We’ve talked about what bioprinting entails in general. We’ve touched on the types of cells that we can incorporate into bioprinted constructs. We’ve also discussed the potential of this technology to create novel chimeric structures and compared 3D bioprinting to plastic 3D printing. It’s now time to talk about another critical component in all of this: biomaterial formulations that will provide the scaffolding for the cells of our engineered constructs.
A recent paper titled, “Engineering Hydrogels for Biofabrication”, published in Advanced Materials in 2013 did an outstanding job discussing the state-of-the-art in the field of biomaterials. In this post, we attempt to summarize their work in the context of our own efforts at Allevi.
Malda et al. 25th Anniversary Article: Engineering Hydrogels for Biofabrication. Adv. Mater. 2013, 25, 5011–5028
Biomaterials form the scaffolding which supports cells and growth factors during their delivery to damaged tissues and organs. As mentioned in previous pieces and in what will be the subject of a piece coming out later in the week, the 3D environment of the cells is vital in helping maintain cell morphology, differentiation state, and activity. Unfortunately, the 3D scaffolds that have been used in most existing work offer limited spatial control of the cells, ECM, and growth factors encapsulated within them. This is where the additive manufacturing technique of 3D bioprinting comes in to offer the potential of much greater spatial regulation and the ability to design more physiologically accurate tissues. That said, we are still limited in the resolution we can achieve with 3D printing techniques – something which we, at Allevi, are striving to change.

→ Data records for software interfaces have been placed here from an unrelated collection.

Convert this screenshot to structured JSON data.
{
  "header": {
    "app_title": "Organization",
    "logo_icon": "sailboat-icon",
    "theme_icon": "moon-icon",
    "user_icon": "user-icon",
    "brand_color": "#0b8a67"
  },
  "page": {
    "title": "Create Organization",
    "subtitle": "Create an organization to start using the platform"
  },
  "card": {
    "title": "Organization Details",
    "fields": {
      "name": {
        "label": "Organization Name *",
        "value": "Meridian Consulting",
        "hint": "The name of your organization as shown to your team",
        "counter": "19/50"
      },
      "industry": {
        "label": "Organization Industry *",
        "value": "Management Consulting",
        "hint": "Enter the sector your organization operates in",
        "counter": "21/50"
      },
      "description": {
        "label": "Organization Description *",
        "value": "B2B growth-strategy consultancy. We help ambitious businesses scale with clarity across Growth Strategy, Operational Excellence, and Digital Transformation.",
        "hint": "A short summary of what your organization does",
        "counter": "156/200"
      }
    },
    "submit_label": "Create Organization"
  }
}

Some factors must be considered when attempting to increase the resolution, i.e. the minimum distinguishable structure size, we can achieve: the viscosity of the solution being printed, the size of the nozzle of the printer head, the speed at which the solution is dispensed, and how the solution undergoes the change from liquid to gel state.

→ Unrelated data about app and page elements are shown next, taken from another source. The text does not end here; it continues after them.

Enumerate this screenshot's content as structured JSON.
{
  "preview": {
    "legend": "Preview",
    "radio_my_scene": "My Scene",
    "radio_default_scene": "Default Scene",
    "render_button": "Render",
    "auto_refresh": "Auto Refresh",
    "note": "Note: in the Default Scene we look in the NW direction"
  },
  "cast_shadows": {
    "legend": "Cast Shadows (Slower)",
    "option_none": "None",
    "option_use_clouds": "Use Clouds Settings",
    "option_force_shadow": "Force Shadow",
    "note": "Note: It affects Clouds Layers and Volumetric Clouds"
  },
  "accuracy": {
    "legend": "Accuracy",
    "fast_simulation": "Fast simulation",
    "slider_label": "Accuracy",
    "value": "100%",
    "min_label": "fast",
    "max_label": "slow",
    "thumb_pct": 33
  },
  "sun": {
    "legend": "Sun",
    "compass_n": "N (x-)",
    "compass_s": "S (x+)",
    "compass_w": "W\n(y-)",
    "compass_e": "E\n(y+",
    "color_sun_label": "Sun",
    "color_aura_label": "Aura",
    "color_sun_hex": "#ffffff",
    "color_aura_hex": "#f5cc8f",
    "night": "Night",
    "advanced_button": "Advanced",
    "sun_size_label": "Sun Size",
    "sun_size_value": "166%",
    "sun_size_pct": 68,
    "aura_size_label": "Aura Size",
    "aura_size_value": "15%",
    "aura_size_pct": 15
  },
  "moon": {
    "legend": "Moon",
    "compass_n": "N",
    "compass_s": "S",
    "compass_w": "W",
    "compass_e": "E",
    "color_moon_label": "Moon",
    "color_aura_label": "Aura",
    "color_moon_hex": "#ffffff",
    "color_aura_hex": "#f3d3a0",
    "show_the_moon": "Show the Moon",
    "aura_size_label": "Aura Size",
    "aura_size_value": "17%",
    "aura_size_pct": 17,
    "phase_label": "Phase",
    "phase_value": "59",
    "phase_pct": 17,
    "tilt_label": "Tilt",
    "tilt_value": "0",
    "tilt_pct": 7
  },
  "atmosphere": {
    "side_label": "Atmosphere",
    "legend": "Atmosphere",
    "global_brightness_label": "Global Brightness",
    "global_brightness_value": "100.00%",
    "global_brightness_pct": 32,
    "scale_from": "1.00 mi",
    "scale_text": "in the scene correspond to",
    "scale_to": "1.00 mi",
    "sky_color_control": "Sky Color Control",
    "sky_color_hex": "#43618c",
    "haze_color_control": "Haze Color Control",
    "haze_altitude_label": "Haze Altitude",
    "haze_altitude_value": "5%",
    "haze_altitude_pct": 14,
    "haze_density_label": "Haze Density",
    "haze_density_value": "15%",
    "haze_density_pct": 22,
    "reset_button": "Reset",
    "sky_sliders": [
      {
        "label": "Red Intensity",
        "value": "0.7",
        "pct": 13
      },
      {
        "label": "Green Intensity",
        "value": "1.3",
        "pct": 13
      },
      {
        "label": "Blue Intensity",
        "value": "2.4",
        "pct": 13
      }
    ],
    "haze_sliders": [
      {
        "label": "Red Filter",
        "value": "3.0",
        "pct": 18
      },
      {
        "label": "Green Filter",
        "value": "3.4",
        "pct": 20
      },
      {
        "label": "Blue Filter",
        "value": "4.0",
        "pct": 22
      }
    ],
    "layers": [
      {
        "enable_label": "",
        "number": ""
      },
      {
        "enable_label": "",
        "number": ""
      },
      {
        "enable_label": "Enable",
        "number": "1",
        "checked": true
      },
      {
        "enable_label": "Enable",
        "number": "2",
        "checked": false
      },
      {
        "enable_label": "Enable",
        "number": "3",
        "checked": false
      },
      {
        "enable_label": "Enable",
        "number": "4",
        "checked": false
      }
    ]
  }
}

Cells experience shear stress as they are ejected through the nozzle and work remains to be done to determine the maximum shear stress cells can withstand while remaining viable. This will help us determine how small the size of the nozzle can be through which cells are being extruded. Shear thinning is an interesting material property of some hydrogels in which the shear causes the polymer chains to elongate and reorganize into a less entangled conformation, thereby reducing the viscosity of the gel as the shear is applied. In essence, the more the shear, the more easily the gel can flow.
An important consideration is how we can crosslink gels to form stable structures that retain their 3D conformation. Harsh chemical treatments and heat are not feasible when considering gels encapsulating cells, since cells are unable to tolerate these conditions. Increasingly, the focus has been on using ionic crosslinking and photocrosslinking to promote gelation. These techniques will be featured in future posts.

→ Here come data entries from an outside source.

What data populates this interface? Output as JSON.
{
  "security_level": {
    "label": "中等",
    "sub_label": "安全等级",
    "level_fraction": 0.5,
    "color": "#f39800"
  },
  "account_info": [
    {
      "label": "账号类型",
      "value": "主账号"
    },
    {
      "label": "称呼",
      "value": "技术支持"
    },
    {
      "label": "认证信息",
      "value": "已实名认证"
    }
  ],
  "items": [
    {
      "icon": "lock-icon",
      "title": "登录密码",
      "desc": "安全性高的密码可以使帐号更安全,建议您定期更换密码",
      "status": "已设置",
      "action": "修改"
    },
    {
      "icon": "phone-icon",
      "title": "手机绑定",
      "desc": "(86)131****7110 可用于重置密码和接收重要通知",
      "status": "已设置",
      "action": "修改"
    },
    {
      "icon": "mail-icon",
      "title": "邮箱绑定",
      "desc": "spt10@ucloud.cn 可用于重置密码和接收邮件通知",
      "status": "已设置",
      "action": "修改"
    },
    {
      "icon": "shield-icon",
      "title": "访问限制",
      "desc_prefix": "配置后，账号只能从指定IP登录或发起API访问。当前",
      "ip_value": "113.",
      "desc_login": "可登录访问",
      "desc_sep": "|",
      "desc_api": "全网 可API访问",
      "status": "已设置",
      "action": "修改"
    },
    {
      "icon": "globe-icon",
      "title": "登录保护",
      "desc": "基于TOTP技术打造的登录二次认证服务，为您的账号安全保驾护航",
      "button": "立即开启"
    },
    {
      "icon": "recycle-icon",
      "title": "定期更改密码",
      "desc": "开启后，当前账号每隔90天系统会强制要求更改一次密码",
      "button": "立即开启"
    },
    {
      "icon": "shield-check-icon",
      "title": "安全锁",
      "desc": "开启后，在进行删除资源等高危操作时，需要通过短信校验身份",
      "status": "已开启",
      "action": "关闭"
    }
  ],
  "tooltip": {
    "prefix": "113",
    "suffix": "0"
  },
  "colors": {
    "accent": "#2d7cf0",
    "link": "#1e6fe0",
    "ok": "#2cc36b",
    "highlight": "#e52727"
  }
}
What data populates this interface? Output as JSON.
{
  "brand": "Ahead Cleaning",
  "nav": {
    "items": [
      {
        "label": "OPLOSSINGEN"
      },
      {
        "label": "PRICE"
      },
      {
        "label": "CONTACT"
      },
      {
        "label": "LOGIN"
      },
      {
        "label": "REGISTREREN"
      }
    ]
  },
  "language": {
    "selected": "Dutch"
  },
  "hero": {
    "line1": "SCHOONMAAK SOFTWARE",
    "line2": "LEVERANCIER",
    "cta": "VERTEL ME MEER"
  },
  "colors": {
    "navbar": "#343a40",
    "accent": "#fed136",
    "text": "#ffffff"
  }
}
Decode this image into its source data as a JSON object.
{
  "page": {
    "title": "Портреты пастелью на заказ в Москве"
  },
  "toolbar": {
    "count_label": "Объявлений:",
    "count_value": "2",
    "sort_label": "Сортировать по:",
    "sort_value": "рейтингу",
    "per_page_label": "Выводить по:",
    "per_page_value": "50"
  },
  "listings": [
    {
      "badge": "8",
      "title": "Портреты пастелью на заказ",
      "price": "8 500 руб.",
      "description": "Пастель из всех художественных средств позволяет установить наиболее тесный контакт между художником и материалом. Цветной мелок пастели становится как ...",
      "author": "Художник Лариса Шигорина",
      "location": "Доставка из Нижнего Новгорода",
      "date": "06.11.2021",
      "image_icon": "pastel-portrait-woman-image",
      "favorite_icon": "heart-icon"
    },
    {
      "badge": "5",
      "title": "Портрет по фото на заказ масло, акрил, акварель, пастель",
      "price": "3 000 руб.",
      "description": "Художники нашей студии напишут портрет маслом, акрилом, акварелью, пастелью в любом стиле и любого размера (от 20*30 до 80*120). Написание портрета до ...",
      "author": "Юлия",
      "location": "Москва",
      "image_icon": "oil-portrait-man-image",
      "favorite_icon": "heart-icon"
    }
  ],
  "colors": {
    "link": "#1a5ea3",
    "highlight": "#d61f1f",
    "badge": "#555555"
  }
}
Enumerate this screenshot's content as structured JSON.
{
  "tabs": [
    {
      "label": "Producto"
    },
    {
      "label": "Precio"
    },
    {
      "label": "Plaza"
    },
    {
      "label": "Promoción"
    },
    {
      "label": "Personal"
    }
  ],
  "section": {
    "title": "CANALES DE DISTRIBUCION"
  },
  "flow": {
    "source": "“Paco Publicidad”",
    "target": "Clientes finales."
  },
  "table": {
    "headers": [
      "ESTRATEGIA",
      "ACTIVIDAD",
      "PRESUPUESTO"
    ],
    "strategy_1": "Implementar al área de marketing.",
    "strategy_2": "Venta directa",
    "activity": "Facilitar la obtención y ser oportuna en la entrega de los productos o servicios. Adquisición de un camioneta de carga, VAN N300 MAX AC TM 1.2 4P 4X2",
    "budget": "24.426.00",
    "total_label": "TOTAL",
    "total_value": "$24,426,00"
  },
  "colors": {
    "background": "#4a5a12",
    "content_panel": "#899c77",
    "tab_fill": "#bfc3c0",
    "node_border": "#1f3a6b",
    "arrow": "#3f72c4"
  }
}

So having considered some of the parameters important in choosing a biomaterial, let’s discuss some commonly used bio-ink. There has been a tendency to favor naturally derived polymers such as alginate, gelatin, chitosan, collagen, fibrin, and hyaluronic acid. These polymers have bioactive signals which allow for improved cell viability and proliferation potential. However, the biggest challenge remains the variability between different batches of naturally derived polymers, making it difficult to control experiments with them. This has led to the use of synthetic polymers such as poly(ethylene) glycol (PEG), which allow the creation of highly precise, stable 3D structures but offer lower cell viability due to the absence of bioactive signals. Such signals (peptide sequences and growth factors) must be incorporated into these networks to try and recapitulate the characteristics of natural polymers.
Combinations of synthetic polymers, such as PEG, with rigid fibers such as those of polycaprolactone (PCL) may allow for improved structural stability of the constructs. An important point to note is that the degradation process of these two different polymers must be finely tuned so that the hydrogel construct dissolves away as cells start depositing ECM and proteases and other enzymes degrade the gel components, while the fibers retain their position for longer to continue offering the mechanical support to the cells.
So what are some of the challenges we face when it comes to picking the right bio-ink? Well, we have yet to design one which mimics the ECM closely enough. We need to balance the need for structural stability with the requirement for cells and signals to communicate with each other via diffusion and other transport mechanisms through this matrix. We also need to be able to reproducibly manufacture and assess these constructs (could a 3D bioprinter be the answer to this?) and design a range of materials matching the enormous diversity of scaffolds that support the many different cell types in our body.
Pretty simple, right?